WHAT TO PRODUCE:
The entries below must be copied exactly as they are.

:: MATERIAL FOR THIS TASK ::

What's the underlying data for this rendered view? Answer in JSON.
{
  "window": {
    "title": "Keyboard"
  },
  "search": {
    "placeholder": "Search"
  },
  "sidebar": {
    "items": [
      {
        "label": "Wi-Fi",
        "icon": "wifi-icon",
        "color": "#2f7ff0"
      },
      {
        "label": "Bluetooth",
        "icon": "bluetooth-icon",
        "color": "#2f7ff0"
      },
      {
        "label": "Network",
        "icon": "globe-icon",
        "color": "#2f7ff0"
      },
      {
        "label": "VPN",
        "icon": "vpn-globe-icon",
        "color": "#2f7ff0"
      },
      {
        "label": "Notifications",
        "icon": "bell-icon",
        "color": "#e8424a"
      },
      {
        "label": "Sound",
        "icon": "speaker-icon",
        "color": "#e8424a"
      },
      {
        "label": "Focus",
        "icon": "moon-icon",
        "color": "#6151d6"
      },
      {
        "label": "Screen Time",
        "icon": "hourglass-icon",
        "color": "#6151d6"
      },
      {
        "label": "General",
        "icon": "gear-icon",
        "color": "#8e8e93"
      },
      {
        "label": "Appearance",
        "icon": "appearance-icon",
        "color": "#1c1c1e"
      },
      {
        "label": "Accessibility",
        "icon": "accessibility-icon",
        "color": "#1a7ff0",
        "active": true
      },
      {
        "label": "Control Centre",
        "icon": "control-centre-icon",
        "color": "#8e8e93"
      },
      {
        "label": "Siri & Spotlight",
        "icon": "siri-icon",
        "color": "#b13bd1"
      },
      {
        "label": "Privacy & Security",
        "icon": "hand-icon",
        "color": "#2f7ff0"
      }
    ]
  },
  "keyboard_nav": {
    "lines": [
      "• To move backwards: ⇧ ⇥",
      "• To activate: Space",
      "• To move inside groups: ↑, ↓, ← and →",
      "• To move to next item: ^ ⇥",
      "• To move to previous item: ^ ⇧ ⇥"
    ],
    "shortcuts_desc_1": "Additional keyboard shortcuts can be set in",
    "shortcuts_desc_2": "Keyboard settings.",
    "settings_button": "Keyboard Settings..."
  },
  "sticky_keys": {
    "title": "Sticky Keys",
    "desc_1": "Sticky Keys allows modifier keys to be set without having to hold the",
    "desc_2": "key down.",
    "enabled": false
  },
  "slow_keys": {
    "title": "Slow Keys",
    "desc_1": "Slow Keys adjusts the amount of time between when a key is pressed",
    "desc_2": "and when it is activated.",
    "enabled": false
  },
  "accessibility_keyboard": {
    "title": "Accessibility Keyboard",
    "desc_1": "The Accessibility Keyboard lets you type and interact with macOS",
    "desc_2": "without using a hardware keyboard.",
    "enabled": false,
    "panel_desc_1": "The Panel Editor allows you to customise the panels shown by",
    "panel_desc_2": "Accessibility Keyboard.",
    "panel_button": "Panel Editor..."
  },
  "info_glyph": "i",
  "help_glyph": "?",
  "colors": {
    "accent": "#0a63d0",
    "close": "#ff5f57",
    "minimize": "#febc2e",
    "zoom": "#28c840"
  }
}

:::

SOLVED EXERCISE:
What's the underlying data for this rendered view? Answer in JSON.
{
  "window": {
    "title": "Keyboard"
  },
  "search": {
    "placeholder": "Search"
  },
  "sidebar": {
    "items": [
      {
        "label": "Wi-Fi",
        "icon": "wifi-icon",
        "color": "#2f7ff0"
      },
      {
        "label": "Bluetooth",
        "icon": "bluetooth-icon",
        "color": "#2f7ff0"
      },
      {
        "label": "Network",
        "icon": "globe-icon",
        "color": "#2f7ff0"
      },
      {
        "label": "VPN",
        "icon": "vpn-globe-icon",
        "color": "#2f7ff0"
      },
      {
        "label": "Notifications",
        "icon": "bell-icon",
        "color": "#e8424a"
      },
      {
        "label": "Sound",
        "icon": "speaker-icon",
        "color": "#e8424a"
      },
      {
        "label": "Focus",
        "icon": "moon-icon",
        "color": "#6151d6"
      },
      {
        "label": "Screen Time",
        "icon": "hourglass-icon",
        "color": "#6151d6"
      },
      {
        "label": "General",
        "icon": "gear-icon",
        "color": "#8e8e93"
      },
      {
        "label": "Appearance",
        "icon": "appearance-icon",
        "color": "#1c1c1e"
      },
      {
        "label": "Accessibility",
        "icon": "accessibility-icon",
        "color": "#1a7ff0",
        "active": true
      },
      {
        "label": "Control Centre",
        "icon": "control-centre-icon",
        "color": "#8e8e93"
      },
      {
        "label": "Siri & Spotlight",
        "icon": "siri-icon",
        "color": "#b13bd1"
      },
      {
        "label": "Privacy & Security",
        "icon": "hand-icon",
        "color": "#2f7ff0"
      }
    ]
  },
  "keyboard_nav": {
    "lines": [
      "• To move backwards: ⇧ ⇥",
      "• To activate: Space",
      "• To move inside groups: ↑, ↓, ← and →",
      "• To move to next item: ^ ⇥",
      "• To move to previous item: ^ ⇧ ⇥"
    ],
    "shortcuts_desc_1": "Additional keyboard shortcuts can be set in",
    "shortcuts_desc_2": "Keyboard settings.",
    "settings_button": "Keyboard Settings..."
  },
  "sticky_keys": {
    "title": "Sticky Keys",
    "desc_1": "Sticky Keys allows modifier keys to be set without having to hold the",
    "desc_2": "key down.",
    "enabled": false
  },
  "slow_keys": {
    "title": "Slow Keys",
    "desc_1": "Slow Keys adjusts the amount of time between when a key is pressed",
    "desc_2": "and when it is activated.",
    "enabled": false
  },
  "accessibility_keyboard": {
    "title": "Accessibility Keyboard",
    "desc_1": "The Accessibility Keyboard lets you type and interact with macOS",
    "desc_2": "without using a hardware keyboard.",
    "enabled": false,
    "panel_desc_1": "The Panel Editor allows you to customise the panels shown by",
    "panel_desc_2": "Accessibility Keyboard.",
    "panel_button": "Panel Editor..."
  },
  "info_glyph": "i",
  "help_glyph": "?",
  "colors": {
    "accent": "#0a63d0",
    "close": "#ff5f57",
    "minimize": "#febc2e",
    "zoom": "#28c840"
  }
}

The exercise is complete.